Skip to main content

Book Review: The Panchatheertha Part 1 by Rajiv Mittal

If you love many stories within a story with peculiar themes assigned, well go nowhere and stick to this book. Beginning with the title, we found it a bit befuddling, as we could not guess from its title whether it is a mythological fiction or a revision of the old classic The Panchatantra written by Vishnu Sharma. A close look reveals that…yes it is heavily inspired by that old classic. 


Talking about its genre, the proposition is equivocal, it will be tough to put this book into any particular category as you see there is no substantial role of characters mentioned initially, rather as we read, we see a host of animals, their stories and the moral messages they are relaying to humans. Broadly, we can say it is a collection of amazing stories which is closely related to the fables of The Panchatantra.

What stands out, the unique voice of the characters, this time the author has added his peculiar style to the stories, for instance tattoo on a camel’s kid, and loudspeaker for a merchant’s marketing and so on, not to forget slangs in snatches. Tales from The Panchatantra are short and straightforward, however in this book stories are spiced up little bit without losing the essence of storytelling and message. As a reader you get first-hand interaction with funny animal characters, and fun as the stories are full of irony, sarcasm, satire, and humour.

The book opens up with the King Amarasakti worried about the foolhardiness of his three sons. They aren’t learning good things and the king wants them to be educated and well-mannered. One of the cabinet ministers recommends Shiva Varma, a renowned scholar and teacher. Shiva Varma accepts the responsibility and soon he begins teaching them through the stories. In those times, moral lessons were far more important than science and economics, thus the importance of folktales holds a special veneration among students.

From the stories’ point of view, the book is divided into two parts: The Loss of Friends and Gaining Friends. The Loss of Friends has stories that depicts as how friendships and relations break owing to betrayal, selfishness, cunningness and greed. On the other hand, Gaining Friends is mostly about helping, altruism, and humanity i.e. qualities that make the relationships and keep intact the friendship.

Though, at times, Rajiv has taken the support of long-winded sentences, but the overall tone of the book is humorous and light. If you long for something different and a bit unique, this book may satiate that reading wish of yours.

Comments

Popular posts from this blog

Book Review: The Blue Umbrella by Ruskin Bond

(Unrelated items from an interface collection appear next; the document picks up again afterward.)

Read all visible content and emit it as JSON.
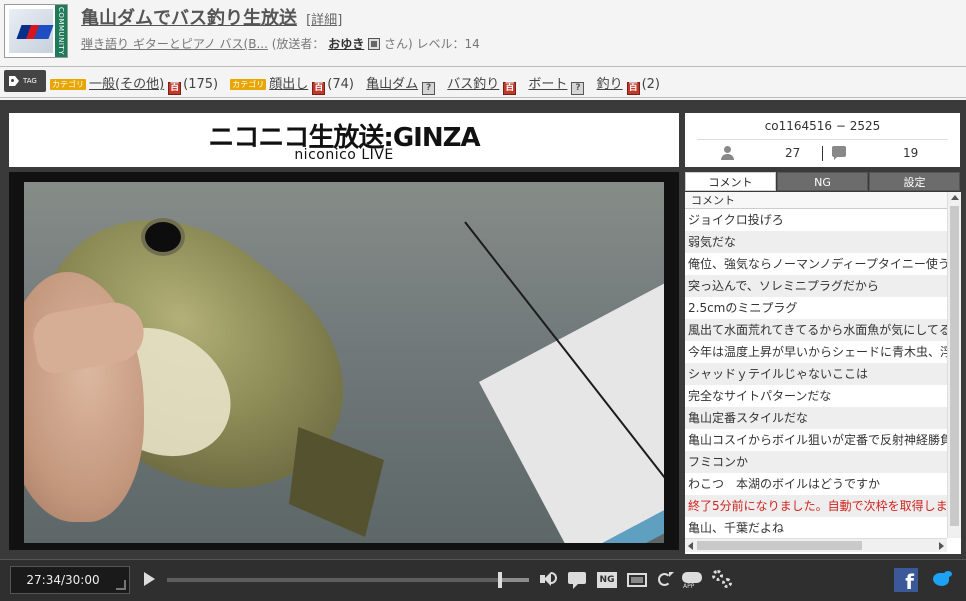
{
  "header": {
    "community_label": "COMMUNITY",
    "title": "亀山ダムでバス釣り生放送",
    "detail_link": "詳細",
    "description": "弾き語り ギターとピアノ バス(B...",
    "broadcaster_prefix": "(放送者：",
    "broadcaster_name": "おゆき",
    "broadcaster_suffix": "さん)",
    "level_text": "レベル：14"
  },
  "tagbar": {
    "badge_text": "TAG",
    "tags": [
      {
        "category": "カテゴリ",
        "label": "一般(その他)",
        "encyclopedia": "red",
        "count": "(175)"
      },
      {
        "category": "カテゴリ",
        "label": "顔出し",
        "encyclopedia": "red",
        "count": "(74)"
      },
      {
        "category": "",
        "label": "亀山ダム",
        "encyclopedia": "gray",
        "count": ""
      },
      {
        "category": "",
        "label": "バス釣り",
        "encyclopedia": "red",
        "count": ""
      },
      {
        "category": "",
        "label": "ボート",
        "encyclopedia": "gray",
        "count": ""
      },
      {
        "category": "",
        "label": "釣り",
        "encyclopedia": "red",
        "count": "(2)"
      }
    ],
    "encyclopedia_glyph": "百",
    "encyclopedia_glyph_gray": "?"
  },
  "banner": {
    "line1": "ニコニコ生放送:GINZA",
    "line2": "niconico LIVE"
  },
  "info": {
    "community_id": "co1164516 − 2525",
    "viewers": "27",
    "comments": "19"
  },
  "tabs": {
    "comment": "コメント",
    "ng": "NG",
    "settings": "設定"
  },
  "comment_list": {
    "header": "コメント",
    "rows": [
      {
        "text": "ジョイクロ投げろ",
        "system": false
      },
      {
        "text": "弱気だな",
        "system": false
      },
      {
        "text": "俺位、強気ならノーマンノディープタイニー使う",
        "system": false
      },
      {
        "text": "突っ込んで、ソレミニプラグだから",
        "system": false
      },
      {
        "text": "2.5cmのミニプラグ",
        "system": false
      },
      {
        "text": "風出て水面荒れてきてるから水面魚が気にしてる",
        "system": false
      },
      {
        "text": "今年は温度上昇が早いからシェードに青木虫、浮",
        "system": false
      },
      {
        "text": "シャッドｙテイルじゃないここは",
        "system": false
      },
      {
        "text": "完全なサイトパターンだな",
        "system": false
      },
      {
        "text": "亀山定番スタイルだな",
        "system": false
      },
      {
        "text": "亀山コスイからボイル狙いが定番で反射神経勝負",
        "system": false
      },
      {
        "text": "フミコンか",
        "system": false
      },
      {
        "text": "わこつ　本湖のボイルはどうですか",
        "system": false
      },
      {
        "text": "終了5分前になりました。自動で次枠を取得しま",
        "system": true
      },
      {
        "text": "亀山、千葉だよね",
        "system": false
      }
    ]
  },
  "controls": {
    "time": "27:34/30:00",
    "ng_label": "NG",
    "progress_fraction": 0.919,
    "fb_glyph": "f"
  },
  "colors": {
    "system_comment": "#d2231f",
    "facebook": "#3b5998",
    "twitter": "#1da1f2",
    "category_badge": "#e8a600"
  }
}
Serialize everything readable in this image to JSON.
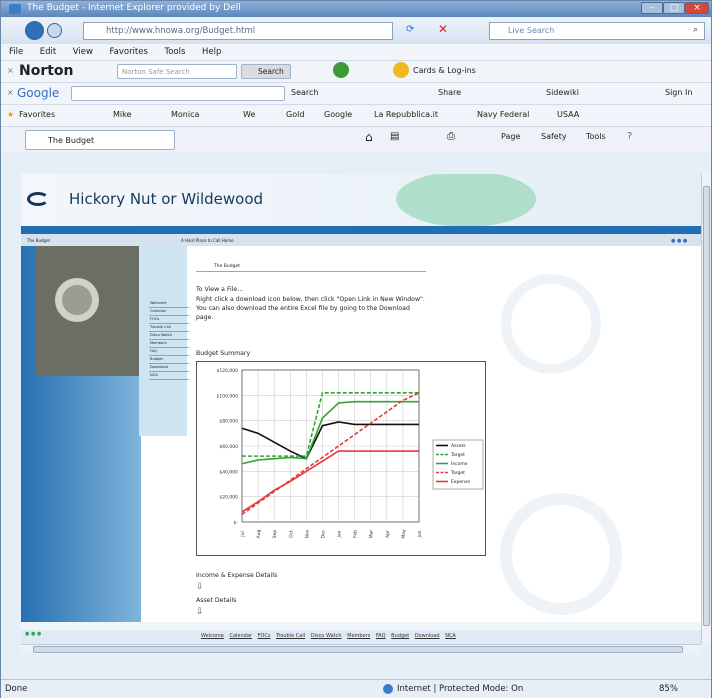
{
  "window": {
    "title": "The Budget - Internet Explorer provided by Dell"
  },
  "address": {
    "url": "http://www.hnowa.org/Budget.html",
    "search_placeholder": "Live Search"
  },
  "menu": [
    "File",
    "Edit",
    "View",
    "Favorites",
    "Tools",
    "Help"
  ],
  "norton": {
    "label": "Norton",
    "search_placeholder": "Norton Safe Search",
    "search_btn": "Search",
    "cards": "Cards & Log-ins"
  },
  "google": {
    "label": "Google",
    "search": "Search",
    "share": "Share",
    "sidewiki": "Sidewiki",
    "signin": "Sign In"
  },
  "favorites": {
    "label": "Favorites",
    "items": [
      "Mike",
      "Monica",
      "We",
      "Gold",
      "Google",
      "La Repubblica.it",
      "Navy Federal",
      "USAA"
    ]
  },
  "tab": {
    "title": "The Budget",
    "page": "Page",
    "safety": "Safety",
    "tools": "Tools"
  },
  "site": {
    "header": "Hickory Nut or Wildewood",
    "crumb_left": "The Budget",
    "crumb_mid": "A Hard Place to Call Home",
    "dots": "● ● ●"
  },
  "sidenav": [
    "Welcome",
    "Calendar",
    "FOCs",
    "Trouble Call",
    "Disco Watch",
    "Members",
    "FAQ",
    "Budget",
    "Download",
    "NCA"
  ],
  "page": {
    "section": "The Budget",
    "view_title": "To View a File...",
    "instructions": [
      "Right click a download icon below, then click \"Open Link in New Window\".",
      "You can also download the entire Excel file by going to the Download",
      "page."
    ],
    "summary_title": "Budget Summary",
    "income_link": "Income & Expense Details",
    "asset_link": "Asset Details"
  },
  "footer": {
    "dots": "● ● ●",
    "links": [
      "Welcome",
      "Calendar",
      "FOCs",
      "Trouble Call",
      "Disco Watch",
      "Members",
      "FAQ",
      "Budget",
      "Download",
      "NCA"
    ]
  },
  "status": {
    "left": "Done",
    "zone": "Internet | Protected Mode: On",
    "zoom": "85%"
  },
  "chart_data": {
    "type": "line",
    "x": [
      "Jul",
      "Aug",
      "Sep",
      "Oct",
      "Nov",
      "Dec",
      "Jan",
      "Feb",
      "Mar",
      "Apr",
      "May",
      "Jun"
    ],
    "y_ticks": [
      "$120,000",
      "$100,000",
      "$80,000",
      "$60,000",
      "$40,000",
      "$20,000",
      "$-"
    ],
    "ylim": [
      0,
      120000
    ],
    "series": [
      {
        "name": "Assets",
        "color": "#111111",
        "dash": false,
        "values": [
          74000,
          70000,
          63000,
          56000,
          50000,
          76000,
          79000,
          77000,
          77000,
          77000,
          77000,
          77000
        ]
      },
      {
        "name": "Target",
        "color": "#33a333",
        "dash": true,
        "values": [
          52000,
          52000,
          52000,
          52000,
          52000,
          102000,
          102000,
          102000,
          102000,
          102000,
          102000,
          102000
        ]
      },
      {
        "name": "Income",
        "color": "#33a333",
        "dash": false,
        "values": [
          46000,
          49000,
          50000,
          51000,
          50000,
          82000,
          94000,
          95000,
          95000,
          95000,
          95000,
          95000
        ]
      },
      {
        "name": "Target",
        "color": "#e43a3a",
        "dash": true,
        "values": [
          6000,
          15000,
          24000,
          33000,
          42000,
          51000,
          60000,
          69000,
          78000,
          87000,
          96000,
          102000
        ]
      },
      {
        "name": "Expense",
        "color": "#e43a3a",
        "dash": false,
        "values": [
          8000,
          16000,
          25000,
          32000,
          40000,
          48000,
          56000,
          56000,
          56000,
          56000,
          56000,
          56000
        ]
      }
    ]
  }
}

Among all Ruskin Bond books, The Blue Umbrella has, so far, gathered immense applaud from readers and critics alike.  This is a short novel, but the kind of moral lessons it teaches to us are simply overwhelming. This is a story of Binya, a poor little girl living with her mother and an elder brother, Bijju, in a small hilly village of Garhwal. One day while herding her two cows back home, she stumbles upon some city people enjoying the picnic in the valley. She is enthralled to see them well-groomed and rich. She craves to be one like them and among many other things of their, a blue frilly umbrella catches her attention. She begins craving for it. On the other hand, the city people get attracted by her innocent beauty and the pendant in her neck. The pendant consists of leopard’s claw – which is considered a mascot widely in the hills. Binya trades her pendant off with the blue umbrella. The blue umbrella is so much beautiful that soon it becomes a topic of conversation fo

Poem Summary: Where The Mind Is Without Fear by Rabindranath Tagore

Poem by Rabindranath Tagore: Where the mind is without fear and the head is held high Where knowledge is free Where the world has not been broken up into fragments By narrow domestic walls Where words come out from the depth of truth Where tireless striving stretches its arms towards perfection Where the clear stream of reason has not lost its way Into the dreary desert sand of dead habit Where the mind is led forward by thee Into ever-widening thought and action Into that heaven of freedom, my Father, let my country awake. Short Summary: This poem is written by Rabindranath Tagore during pre-independence days, when India was a colony of the British. The underlying theme of the poem is absolute freedom; the poet wants the citizens of his country to be living in a free state. According to the poem, we see that the poet is expressing his views there should be a country, like where people live without any sort of fear and with pure dignity…they should

Character Sketch of Binya from ‘The Blue Umbrella’ by Ruskin Bond

The Blue Umbrella by Ruskin Bond is a popular children’s story. It features Binya as the main character, though there are other important characters as well, but the story revolves around Binya and her little beautiful umbrella. The story is widely popular among children, thus it has also been included in the schools’ syllabus all across the country. Since it is often taught in the school, thus the character sketch of Binya is often demanded by students from year to year. Character Sketch of Binya from The Blue Umbrella by Ruskin Bond Binya is the main character of the novel ‘The Blue Umbrella’ by Ruskin Bond. Her full name is Binyadevi. As in the hills or anywhere in India it is a kind of trend to call children with their short nicknames. Binya’s elder brother’s name is Bijju, whereas his real name is Vijay. Binya aged eleven is a hilly girl. She lives with her small family in the hills of Garhwal. Her father died when she was two years of age. For sustenance, the